The Akro Agate Company, perhaps the best known of the marble manufacturers and certainly the most prolific during most of their career, was formed in 1910 in Akron, Ohio, by George T. Rankin and Gilbert C. Marsh. They used as their trademark, which was registered the following year, a crow holding marbles in its feet and beak and flying through a capital "A." For the first three years of the company's existence they simply bought and repackaged marbles made by M.F. Christensen and Son Company. In fact, their shop, first located in the attic of the Wagner-Marsh Shoe Store at 72 S. Main Street and moved in 1912 to E. Exchange Street, was not too far away from the Christensen factory.
Meanwhile, M.F. Christensen's bookkeeper, Horace C. Hill, was embezzling money from his employer. Hill left the company in 1913 and joined up with Rankin and Marsh. In 1914, Hill moved the company to Clarksburg, West Virginia. Hill had applied for a patent on a marble-making machine in 1912 but it was at first rejected for being to similar to Martin Christensen's machine; perhaps Hill had stolen more than money from his employer. In 1915, a year following Akro Agate's relocation, and the same year in which Hill submitted a slightly different patent which was approved by the patent office (Patent #1164718), M.F. Christensen presented the courts with evidence of Hill's embezzlement. Hill paid back the $4,000 he had stolen, and died on March 31, 1916, not too long after the death of Martin Christensen.
Akro Agate began marble production late in 1914. In 1919, the company hired John F. Early, who as General Superintendent, expanded Akro's operations and made major improvements to Hill's machines. A major enhancement was made in 1926 which allowed for more precision in the rounding of marbles (Patent #1761623). This also completely did away with having to hand-gather the glass prior to placing it in the marble-shaping machinery. A second improvement a couple years later (Patent #1880916) more than doubled the production capacity of Akro's machines. The patent for this was approved in 1932, but by this time Early had left Akro Agate (on May 1, 1930, to be exact).
During the 1920s Akro Agate grew into the leading manufacturer of marbles thanks in large part to Early's innovations. Also, Arnold Fiedler, who later supplied Christensen Agate with its unique glass colors, worked for Akro Agate until 1926 and brought to the company his skills in glass mixing, which lent to Akro's marbles beautiful and vibrant eye appeal.

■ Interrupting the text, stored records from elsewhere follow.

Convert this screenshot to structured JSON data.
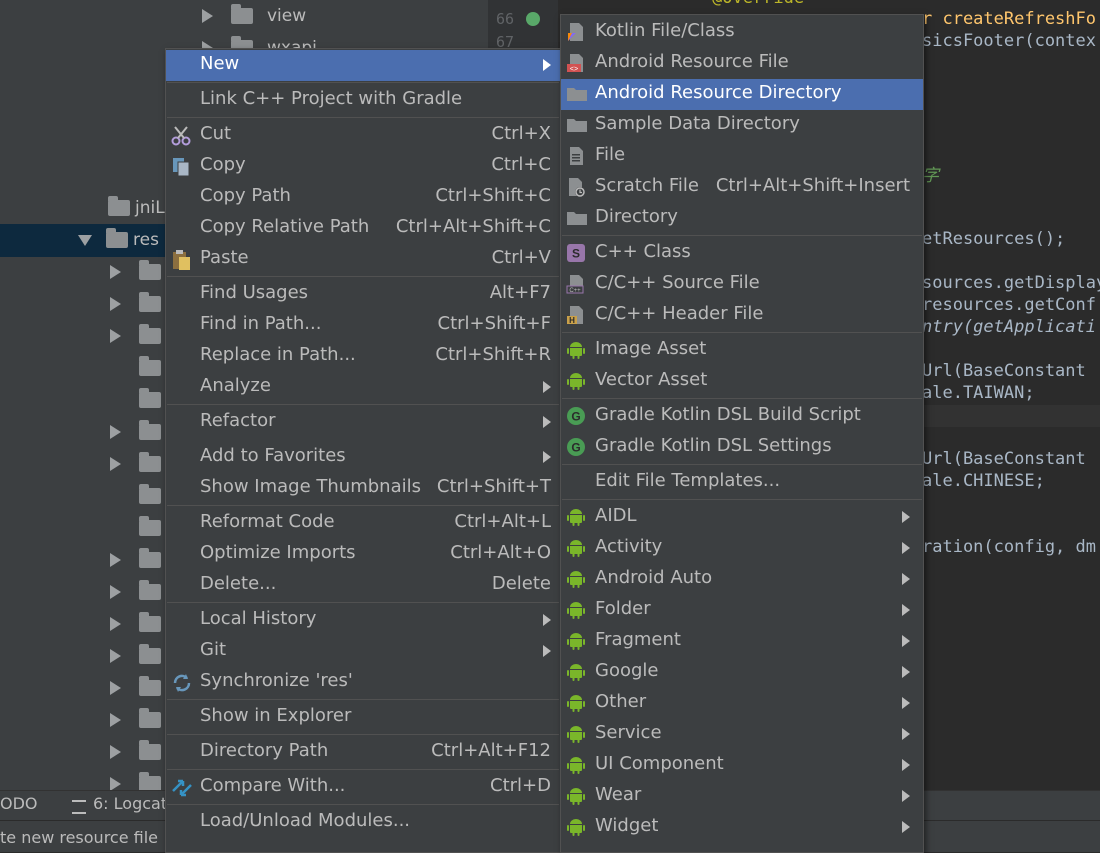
{
  "colors": {
    "menu_bg": "#3c3f41",
    "selection": "#4b6eaf",
    "tree_selection": "#0d293e",
    "android_green": "#7ab62a",
    "code_orange": "#cc7832",
    "code_yellow": "#ffc66d",
    "code_purple": "#9876aa"
  },
  "tree": {
    "items": [
      {
        "label": "view",
        "arrow": "right",
        "indent": 1
      },
      {
        "label": "wxapi",
        "arrow": "right",
        "indent": 1
      },
      {
        "label": "jniL",
        "arrow": "none",
        "indent": 0
      },
      {
        "label": "res",
        "arrow": "down",
        "indent": 0
      }
    ]
  },
  "editor": {
    "line_numbers": [
      "66",
      "67"
    ],
    "lines": [
      {
        "text": "@Override",
        "color": "#bbb529"
      },
      {
        "text": "r createRefreshFo",
        "color": "#ffc66d"
      },
      {
        "text": "sicsFooter(contex",
        "color": "#a9b7c6"
      },
      {
        "text": "字",
        "color": "#629755"
      },
      {
        "text": "etResources();",
        "color": "#a9b7c6"
      },
      {
        "text": "sources.getDisplay",
        "color": "#a9b7c6"
      },
      {
        "text": "resources.getConf",
        "color": "#a9b7c6"
      },
      {
        "text": "ntry(getApplicati",
        "color": "#a9b7c6"
      },
      {
        "text": "Url(BaseConstant",
        "color": "#a9b7c6"
      },
      {
        "text": "ale.TAIWAN;",
        "color": "#a9b7c6"
      },
      {
        "text": "Url(BaseConstant",
        "color": "#a9b7c6"
      },
      {
        "text": "ale.CHINESE;",
        "color": "#a9b7c6"
      },
      {
        "text": "ration(config, dm",
        "color": "#a9b7c6"
      }
    ]
  },
  "bottom_tabs": [
    {
      "label": "ODO"
    },
    {
      "label": "6: Logcat"
    }
  ],
  "status_text": "te new resource file",
  "context_menu": {
    "items": [
      {
        "label": "New",
        "shortcut": "",
        "submenu": true,
        "selected": true,
        "icon": ""
      },
      {
        "label": "Link C++ Project with Gradle",
        "shortcut": "",
        "submenu": false,
        "icon": ""
      },
      {
        "label": "Cut",
        "shortcut": "Ctrl+X",
        "submenu": false,
        "icon": "scissors-icon"
      },
      {
        "label": "Copy",
        "shortcut": "Ctrl+C",
        "submenu": false,
        "icon": "copy-icon"
      },
      {
        "label": "Copy Path",
        "shortcut": "Ctrl+Shift+C",
        "submenu": false,
        "icon": ""
      },
      {
        "label": "Copy Relative Path",
        "shortcut": "Ctrl+Alt+Shift+C",
        "submenu": false,
        "icon": ""
      },
      {
        "label": "Paste",
        "shortcut": "Ctrl+V",
        "submenu": false,
        "icon": "paste-icon"
      },
      {
        "label": "Find Usages",
        "shortcut": "Alt+F7",
        "submenu": false,
        "icon": ""
      },
      {
        "label": "Find in Path...",
        "shortcut": "Ctrl+Shift+F",
        "submenu": false,
        "icon": ""
      },
      {
        "label": "Replace in Path...",
        "shortcut": "Ctrl+Shift+R",
        "submenu": false,
        "icon": ""
      },
      {
        "label": "Analyze",
        "shortcut": "",
        "submenu": true,
        "icon": ""
      },
      {
        "label": "Refactor",
        "shortcut": "",
        "submenu": true,
        "icon": ""
      },
      {
        "label": "Add to Favorites",
        "shortcut": "",
        "submenu": true,
        "icon": ""
      },
      {
        "label": "Show Image Thumbnails",
        "shortcut": "Ctrl+Shift+T",
        "submenu": false,
        "icon": ""
      },
      {
        "label": "Reformat Code",
        "shortcut": "Ctrl+Alt+L",
        "submenu": false,
        "icon": ""
      },
      {
        "label": "Optimize Imports",
        "shortcut": "Ctrl+Alt+O",
        "submenu": false,
        "icon": ""
      },
      {
        "label": "Delete...",
        "shortcut": "Delete",
        "submenu": false,
        "icon": ""
      },
      {
        "label": "Local History",
        "shortcut": "",
        "submenu": true,
        "icon": ""
      },
      {
        "label": "Git",
        "shortcut": "",
        "submenu": true,
        "icon": ""
      },
      {
        "label": "Synchronize 'res'",
        "shortcut": "",
        "submenu": false,
        "icon": "sync-icon"
      },
      {
        "label": "Show in Explorer",
        "shortcut": "",
        "submenu": false,
        "icon": ""
      },
      {
        "label": "Directory Path",
        "shortcut": "Ctrl+Alt+F12",
        "submenu": false,
        "icon": ""
      },
      {
        "label": "Compare With...",
        "shortcut": "Ctrl+D",
        "submenu": false,
        "icon": "compare-icon"
      },
      {
        "label": "Load/Unload Modules...",
        "shortcut": "",
        "submenu": false,
        "icon": ""
      }
    ]
  },
  "new_submenu": {
    "items": [
      {
        "label": "Kotlin File/Class",
        "shortcut": "",
        "submenu": false,
        "icon": "kotlin-file-icon"
      },
      {
        "label": "Android Resource File",
        "shortcut": "",
        "submenu": false,
        "icon": "resource-file-icon"
      },
      {
        "label": "Android Resource Directory",
        "shortcut": "",
        "submenu": false,
        "selected": true,
        "icon": "folder-icon"
      },
      {
        "label": "Sample Data Directory",
        "shortcut": "",
        "submenu": false,
        "icon": "folder-icon"
      },
      {
        "label": "File",
        "shortcut": "",
        "submenu": false,
        "icon": "file-icon"
      },
      {
        "label": "Scratch File",
        "shortcut": "Ctrl+Alt+Shift+Insert",
        "submenu": false,
        "icon": "scratch-file-icon"
      },
      {
        "label": "Directory",
        "shortcut": "",
        "submenu": false,
        "icon": "folder-icon"
      },
      {
        "label": "C++ Class",
        "shortcut": "",
        "submenu": false,
        "icon": "cpp-class-icon"
      },
      {
        "label": "C/C++ Source File",
        "shortcut": "",
        "submenu": false,
        "icon": "cpp-source-icon"
      },
      {
        "label": "C/C++ Header File",
        "shortcut": "",
        "submenu": false,
        "icon": "cpp-header-icon"
      },
      {
        "label": "Image Asset",
        "shortcut": "",
        "submenu": false,
        "icon": "android-icon"
      },
      {
        "label": "Vector Asset",
        "shortcut": "",
        "submenu": false,
        "icon": "android-icon"
      },
      {
        "label": "Gradle Kotlin DSL Build Script",
        "shortcut": "",
        "submenu": false,
        "icon": "gradle-icon"
      },
      {
        "label": "Gradle Kotlin DSL Settings",
        "shortcut": "",
        "submenu": false,
        "icon": "gradle-icon"
      },
      {
        "label": "Edit File Templates...",
        "shortcut": "",
        "submenu": false,
        "icon": ""
      },
      {
        "label": "AIDL",
        "shortcut": "",
        "submenu": true,
        "icon": "android-icon"
      },
      {
        "label": "Activity",
        "shortcut": "",
        "submenu": true,
        "icon": "android-icon"
      },
      {
        "label": "Android Auto",
        "shortcut": "",
        "submenu": true,
        "icon": "android-icon"
      },
      {
        "label": "Folder",
        "shortcut": "",
        "submenu": true,
        "icon": "android-icon"
      },
      {
        "label": "Fragment",
        "shortcut": "",
        "submenu": true,
        "icon": "android-icon"
      },
      {
        "label": "Google",
        "shortcut": "",
        "submenu": true,
        "icon": "android-icon"
      },
      {
        "label": "Other",
        "shortcut": "",
        "submenu": true,
        "icon": "android-icon"
      },
      {
        "label": "Service",
        "shortcut": "",
        "submenu": true,
        "icon": "android-icon"
      },
      {
        "label": "UI Component",
        "shortcut": "",
        "submenu": true,
        "icon": "android-icon"
      },
      {
        "label": "Wear",
        "shortcut": "",
        "submenu": true,
        "icon": "android-icon"
      },
      {
        "label": "Widget",
        "shortcut": "",
        "submenu": true,
        "icon": "android-icon"
      }
    ]
  }
}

The 1930s saw some troubles for Akro Agate, as some of their key employees resigned at the beginning of the decade. Some of these went on the form the Master Marble Company. Sales of marbles declined everywhere toward the latter years of the decade and slowed even more in the subsequent decade. Akro began producing other glass objects during this period, including ashtrays, powder jars, jardinieres, vases, decorative flower pots, candlesticks, bowls, dishes, and more. These met with moderate success. Their line of colorful children's dishes did not sell well at first, but with the onset of America's involvement in World War II and the concomitant halt of imported Japanese toys they soon became more popular. However, this diversification did not pull Akro Agate from its decline, and by 1951 it closed down for good.

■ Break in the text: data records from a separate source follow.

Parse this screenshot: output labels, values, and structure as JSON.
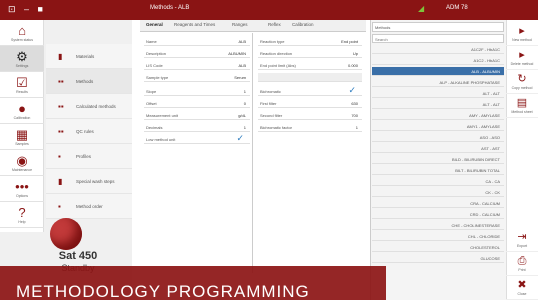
{
  "topbar": {
    "controls": "⊡ ‒ ■",
    "window_title": "Methods - ALB",
    "user": "ADM 78"
  },
  "left_nav": [
    {
      "label": "System status",
      "icon": "⌂"
    },
    {
      "label": "Settings",
      "icon": "⚙"
    },
    {
      "label": "Results",
      "icon": "☑"
    },
    {
      "label": "Calibration",
      "icon": "●"
    },
    {
      "label": "Samples",
      "icon": "▦"
    },
    {
      "label": "Maintenance",
      "icon": "◉"
    },
    {
      "label": "Options",
      "icon": "•••"
    },
    {
      "label": "Help",
      "icon": "?"
    }
  ],
  "sub_nav": [
    {
      "label": "Materials",
      "icon": "▮"
    },
    {
      "label": "Methods",
      "icon": "▪▪"
    },
    {
      "label": "Calculated methods",
      "icon": "▪▪"
    },
    {
      "label": "QC rules",
      "icon": "▪▪"
    },
    {
      "label": "Profiles",
      "icon": "▪"
    },
    {
      "label": "Special wash steps",
      "icon": "▮"
    },
    {
      "label": "Method order",
      "icon": "▪"
    }
  ],
  "instrument": {
    "name": "Sat 450",
    "state": "Standby"
  },
  "tabs": [
    "General",
    "Reagents and Times",
    "Ranges",
    "Reflex",
    "Calibration"
  ],
  "form_left": [
    {
      "label": "Name",
      "value": "ALB"
    },
    {
      "label": "Description",
      "value": "ALBUMIN"
    },
    {
      "label": "LIS Code",
      "value": "ALB"
    },
    {
      "label": "Sample type",
      "value": "Serum"
    },
    {
      "label": "Slope",
      "value": "1"
    },
    {
      "label": "Offset",
      "value": "0"
    },
    {
      "label": "Measurement unit",
      "value": "g/dL"
    },
    {
      "label": "Decimals",
      "value": "1"
    },
    {
      "label": "Low method unit",
      "value": ""
    }
  ],
  "form_right": [
    {
      "label": "Reaction type",
      "value": "End point"
    },
    {
      "label": "Reaction direction",
      "value": "Up"
    },
    {
      "label": "End point limit (Abs)",
      "value": "0.000"
    },
    {
      "label": "Bichromatic",
      "value": ""
    },
    {
      "label": "First filter",
      "value": "630"
    },
    {
      "label": "Second filter",
      "value": "700"
    },
    {
      "label": "Bichromatic factor",
      "value": "1"
    }
  ],
  "methods_list": {
    "header": "Methods",
    "search": "Search",
    "items": [
      "A1C2F - HbA1C",
      "A1C2 - HbA1C",
      "ALB - ALBUMIN",
      "ALP - ALKALINE PHOSPHATASE",
      "ALT - ALT",
      "ALT - ALT",
      "AMY - AMYLASE",
      "AMY1 - AMYLASE",
      "ASO - ASO",
      "AST - AST",
      "BILD - BILIRUBIN DIRECT",
      "BILT - BILIRUBIN TOTAL",
      "CA - CA",
      "CK - CK",
      "CRA - CALCIUM",
      "CRD - CALCIUM",
      "CHE - CHOLINESTERASE",
      "CHL - CHLORIDE",
      "CHOLESTEROL",
      "GLUCOSE"
    ],
    "selected_index": 2
  },
  "right_buttons": [
    {
      "label": "New method",
      "icon": "▸"
    },
    {
      "label": "Delete method",
      "icon": "▸"
    },
    {
      "label": "Copy method",
      "icon": "↻"
    },
    {
      "label": "Method sheet",
      "icon": "▤"
    },
    {
      "label": "Export",
      "icon": "⇥"
    },
    {
      "label": "Print",
      "icon": "⎙"
    },
    {
      "label": "Close",
      "icon": "✖"
    }
  ],
  "banner": "METHODOLOGY PROGRAMMING",
  "colors": {
    "brand": "#8a1414",
    "selection": "#3a6fa8",
    "check": "#2b7bbf"
  }
}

The Akro Agate factory site as it exists today covers some two acres. Late in 1997 and into early 1998 one of the buildings was demolished, revealing large numbers of discarded marbles beneath the foundation. Many experimental types, which were rejected by the company, were discovered due to this incident. This find was termed the "Old Annex" site. Toward the end of 1998 an additional discovery was made in the drainage system used by the factory. Dubbed the "French Drain" site, it yielded multitudes of marbles, again many of them experimental varieties that did not "make the grade." Several new oxblood marble types have entered the market as a consequence of the frantic digging that took place here. Apparently, digging at the site continues to this day, though it is illegal to do so.